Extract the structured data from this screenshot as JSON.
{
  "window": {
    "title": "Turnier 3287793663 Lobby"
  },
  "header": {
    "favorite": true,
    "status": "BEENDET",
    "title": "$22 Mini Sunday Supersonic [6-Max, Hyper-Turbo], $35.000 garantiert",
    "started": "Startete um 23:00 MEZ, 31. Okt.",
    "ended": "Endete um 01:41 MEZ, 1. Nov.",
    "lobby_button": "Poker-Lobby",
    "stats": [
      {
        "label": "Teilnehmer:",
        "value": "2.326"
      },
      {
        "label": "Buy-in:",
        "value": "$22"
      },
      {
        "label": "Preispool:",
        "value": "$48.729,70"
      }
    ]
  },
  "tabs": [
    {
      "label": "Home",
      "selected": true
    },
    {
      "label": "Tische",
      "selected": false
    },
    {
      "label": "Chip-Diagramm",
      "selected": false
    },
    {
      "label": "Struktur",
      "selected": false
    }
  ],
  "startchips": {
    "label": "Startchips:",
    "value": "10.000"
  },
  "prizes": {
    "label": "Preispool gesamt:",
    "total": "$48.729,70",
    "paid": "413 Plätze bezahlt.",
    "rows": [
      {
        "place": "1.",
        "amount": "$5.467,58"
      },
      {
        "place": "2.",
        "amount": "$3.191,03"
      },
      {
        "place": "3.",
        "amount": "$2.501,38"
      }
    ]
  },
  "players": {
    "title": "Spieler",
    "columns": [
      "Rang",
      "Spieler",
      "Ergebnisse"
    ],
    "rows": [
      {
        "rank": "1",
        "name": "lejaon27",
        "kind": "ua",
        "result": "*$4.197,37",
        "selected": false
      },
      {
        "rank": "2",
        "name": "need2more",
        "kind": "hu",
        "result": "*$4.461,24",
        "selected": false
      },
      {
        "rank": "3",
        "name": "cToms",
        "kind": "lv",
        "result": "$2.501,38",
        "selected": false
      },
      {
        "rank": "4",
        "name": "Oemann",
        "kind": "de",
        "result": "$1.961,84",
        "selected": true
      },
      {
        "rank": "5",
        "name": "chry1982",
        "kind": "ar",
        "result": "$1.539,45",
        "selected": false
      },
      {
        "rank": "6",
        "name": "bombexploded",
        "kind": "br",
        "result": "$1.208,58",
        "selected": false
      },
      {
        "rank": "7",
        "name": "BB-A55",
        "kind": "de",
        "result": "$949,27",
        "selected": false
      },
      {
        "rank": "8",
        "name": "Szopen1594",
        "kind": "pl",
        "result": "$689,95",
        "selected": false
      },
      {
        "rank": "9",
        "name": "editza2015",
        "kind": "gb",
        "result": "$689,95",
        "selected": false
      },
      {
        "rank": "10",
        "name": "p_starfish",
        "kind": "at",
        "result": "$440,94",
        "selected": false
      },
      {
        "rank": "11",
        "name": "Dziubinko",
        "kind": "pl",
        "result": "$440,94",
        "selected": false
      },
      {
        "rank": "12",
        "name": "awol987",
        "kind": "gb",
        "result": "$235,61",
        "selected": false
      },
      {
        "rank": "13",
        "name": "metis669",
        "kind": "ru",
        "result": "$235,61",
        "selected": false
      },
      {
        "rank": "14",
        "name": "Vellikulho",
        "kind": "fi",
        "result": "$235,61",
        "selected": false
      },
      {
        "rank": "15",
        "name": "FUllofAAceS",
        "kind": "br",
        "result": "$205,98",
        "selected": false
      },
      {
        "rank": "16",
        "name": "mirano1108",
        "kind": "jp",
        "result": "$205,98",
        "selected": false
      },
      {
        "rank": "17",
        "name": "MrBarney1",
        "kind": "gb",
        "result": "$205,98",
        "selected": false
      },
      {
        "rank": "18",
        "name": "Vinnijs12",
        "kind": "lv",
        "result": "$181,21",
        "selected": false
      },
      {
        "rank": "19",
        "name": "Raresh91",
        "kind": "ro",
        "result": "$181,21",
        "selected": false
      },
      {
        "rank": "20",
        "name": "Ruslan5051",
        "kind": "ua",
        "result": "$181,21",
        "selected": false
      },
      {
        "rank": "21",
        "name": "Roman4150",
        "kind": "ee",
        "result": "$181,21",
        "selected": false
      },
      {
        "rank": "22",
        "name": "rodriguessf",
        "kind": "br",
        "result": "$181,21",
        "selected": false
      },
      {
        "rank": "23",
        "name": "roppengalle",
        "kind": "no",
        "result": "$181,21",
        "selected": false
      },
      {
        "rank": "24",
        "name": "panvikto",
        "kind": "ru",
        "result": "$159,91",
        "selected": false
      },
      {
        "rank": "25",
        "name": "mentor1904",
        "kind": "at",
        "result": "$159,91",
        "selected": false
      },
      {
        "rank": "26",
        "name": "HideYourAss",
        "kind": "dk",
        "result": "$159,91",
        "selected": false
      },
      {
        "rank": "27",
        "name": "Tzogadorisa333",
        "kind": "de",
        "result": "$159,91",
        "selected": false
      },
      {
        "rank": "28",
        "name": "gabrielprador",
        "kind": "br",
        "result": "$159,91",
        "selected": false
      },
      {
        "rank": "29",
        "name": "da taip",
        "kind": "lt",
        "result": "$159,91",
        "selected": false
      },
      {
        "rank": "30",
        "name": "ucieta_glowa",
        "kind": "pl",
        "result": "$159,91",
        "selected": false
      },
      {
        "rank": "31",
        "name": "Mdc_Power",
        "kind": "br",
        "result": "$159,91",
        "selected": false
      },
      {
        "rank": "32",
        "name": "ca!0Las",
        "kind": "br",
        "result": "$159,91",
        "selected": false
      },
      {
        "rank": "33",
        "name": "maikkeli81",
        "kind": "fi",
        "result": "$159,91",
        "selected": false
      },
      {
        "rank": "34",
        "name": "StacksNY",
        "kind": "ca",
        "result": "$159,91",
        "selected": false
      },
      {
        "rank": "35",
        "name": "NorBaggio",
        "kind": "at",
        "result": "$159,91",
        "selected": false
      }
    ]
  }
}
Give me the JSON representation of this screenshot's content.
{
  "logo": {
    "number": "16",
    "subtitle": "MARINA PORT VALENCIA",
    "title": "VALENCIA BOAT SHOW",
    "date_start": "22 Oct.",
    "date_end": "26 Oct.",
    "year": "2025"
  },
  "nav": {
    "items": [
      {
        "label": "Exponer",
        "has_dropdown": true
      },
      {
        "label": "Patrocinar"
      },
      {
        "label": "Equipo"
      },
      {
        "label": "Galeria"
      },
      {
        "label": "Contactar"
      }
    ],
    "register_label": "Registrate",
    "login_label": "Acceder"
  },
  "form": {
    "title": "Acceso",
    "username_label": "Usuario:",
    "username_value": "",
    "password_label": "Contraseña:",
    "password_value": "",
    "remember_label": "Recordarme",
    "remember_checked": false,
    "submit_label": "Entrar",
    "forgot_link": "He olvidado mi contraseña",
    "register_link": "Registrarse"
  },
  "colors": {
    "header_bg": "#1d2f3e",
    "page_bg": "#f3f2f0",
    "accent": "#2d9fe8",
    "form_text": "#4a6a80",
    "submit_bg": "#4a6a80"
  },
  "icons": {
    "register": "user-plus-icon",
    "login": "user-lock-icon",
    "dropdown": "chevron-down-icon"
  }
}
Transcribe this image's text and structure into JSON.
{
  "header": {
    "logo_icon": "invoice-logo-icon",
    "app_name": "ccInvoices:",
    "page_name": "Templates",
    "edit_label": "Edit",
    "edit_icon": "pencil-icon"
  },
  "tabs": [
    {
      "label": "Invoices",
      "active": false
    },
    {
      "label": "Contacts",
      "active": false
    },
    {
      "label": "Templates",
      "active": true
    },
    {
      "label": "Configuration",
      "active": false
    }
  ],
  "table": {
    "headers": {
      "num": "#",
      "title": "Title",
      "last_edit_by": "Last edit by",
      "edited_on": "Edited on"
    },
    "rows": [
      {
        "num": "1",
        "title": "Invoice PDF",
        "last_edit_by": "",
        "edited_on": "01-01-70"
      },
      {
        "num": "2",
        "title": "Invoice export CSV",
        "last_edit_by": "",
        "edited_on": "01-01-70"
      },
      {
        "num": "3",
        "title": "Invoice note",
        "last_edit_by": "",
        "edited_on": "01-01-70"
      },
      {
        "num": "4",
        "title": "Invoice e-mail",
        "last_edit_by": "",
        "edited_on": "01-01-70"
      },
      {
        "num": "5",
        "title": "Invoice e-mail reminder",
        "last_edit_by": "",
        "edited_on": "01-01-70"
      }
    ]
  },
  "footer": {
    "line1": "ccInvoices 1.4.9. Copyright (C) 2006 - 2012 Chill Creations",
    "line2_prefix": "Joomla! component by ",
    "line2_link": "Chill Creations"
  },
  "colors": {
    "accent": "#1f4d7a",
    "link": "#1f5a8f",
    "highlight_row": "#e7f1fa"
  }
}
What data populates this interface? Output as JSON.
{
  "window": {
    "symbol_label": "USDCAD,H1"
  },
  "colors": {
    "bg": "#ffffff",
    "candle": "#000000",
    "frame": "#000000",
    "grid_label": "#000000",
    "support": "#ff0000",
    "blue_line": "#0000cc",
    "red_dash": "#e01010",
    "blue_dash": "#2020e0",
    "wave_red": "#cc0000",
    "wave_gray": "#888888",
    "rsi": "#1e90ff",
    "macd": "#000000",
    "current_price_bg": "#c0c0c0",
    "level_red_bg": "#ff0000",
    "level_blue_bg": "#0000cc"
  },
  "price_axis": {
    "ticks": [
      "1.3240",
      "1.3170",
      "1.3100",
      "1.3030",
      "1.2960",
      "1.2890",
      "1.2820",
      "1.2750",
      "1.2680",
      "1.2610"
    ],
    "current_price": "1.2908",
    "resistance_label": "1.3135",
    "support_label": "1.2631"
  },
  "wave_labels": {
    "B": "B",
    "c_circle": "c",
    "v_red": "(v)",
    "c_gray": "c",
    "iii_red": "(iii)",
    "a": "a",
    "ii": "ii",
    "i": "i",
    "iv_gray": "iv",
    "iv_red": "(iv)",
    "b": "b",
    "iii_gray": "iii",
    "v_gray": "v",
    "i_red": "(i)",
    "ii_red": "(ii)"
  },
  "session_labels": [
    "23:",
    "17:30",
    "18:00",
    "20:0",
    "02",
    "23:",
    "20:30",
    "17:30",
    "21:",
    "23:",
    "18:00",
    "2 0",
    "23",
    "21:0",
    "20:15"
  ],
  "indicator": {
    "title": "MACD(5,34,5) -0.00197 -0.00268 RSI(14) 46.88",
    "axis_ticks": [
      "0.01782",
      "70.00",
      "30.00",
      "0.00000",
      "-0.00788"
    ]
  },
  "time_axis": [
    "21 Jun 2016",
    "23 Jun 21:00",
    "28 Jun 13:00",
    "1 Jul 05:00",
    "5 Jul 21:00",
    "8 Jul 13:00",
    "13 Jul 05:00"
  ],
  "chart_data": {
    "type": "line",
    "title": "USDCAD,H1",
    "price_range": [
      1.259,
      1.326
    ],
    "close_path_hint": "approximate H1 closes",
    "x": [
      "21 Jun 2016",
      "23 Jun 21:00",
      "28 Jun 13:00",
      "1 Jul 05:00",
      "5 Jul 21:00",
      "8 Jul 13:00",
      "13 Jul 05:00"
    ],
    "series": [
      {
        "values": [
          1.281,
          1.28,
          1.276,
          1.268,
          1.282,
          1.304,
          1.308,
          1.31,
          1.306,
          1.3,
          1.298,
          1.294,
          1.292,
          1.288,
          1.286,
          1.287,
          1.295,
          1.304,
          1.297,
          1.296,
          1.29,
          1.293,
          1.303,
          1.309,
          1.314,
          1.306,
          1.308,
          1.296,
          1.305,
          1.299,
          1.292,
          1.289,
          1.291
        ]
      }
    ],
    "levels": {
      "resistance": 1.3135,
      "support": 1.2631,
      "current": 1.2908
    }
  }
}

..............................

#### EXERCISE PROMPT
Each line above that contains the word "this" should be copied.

#### ANSWER TO THE PROBLEM
Extract the structured data from this screenshot as JSON.
Give me the JSON representation of this screenshot's content.
Transcribe this image's text and structure into JSON.
What data populates this interface? Output as JSON.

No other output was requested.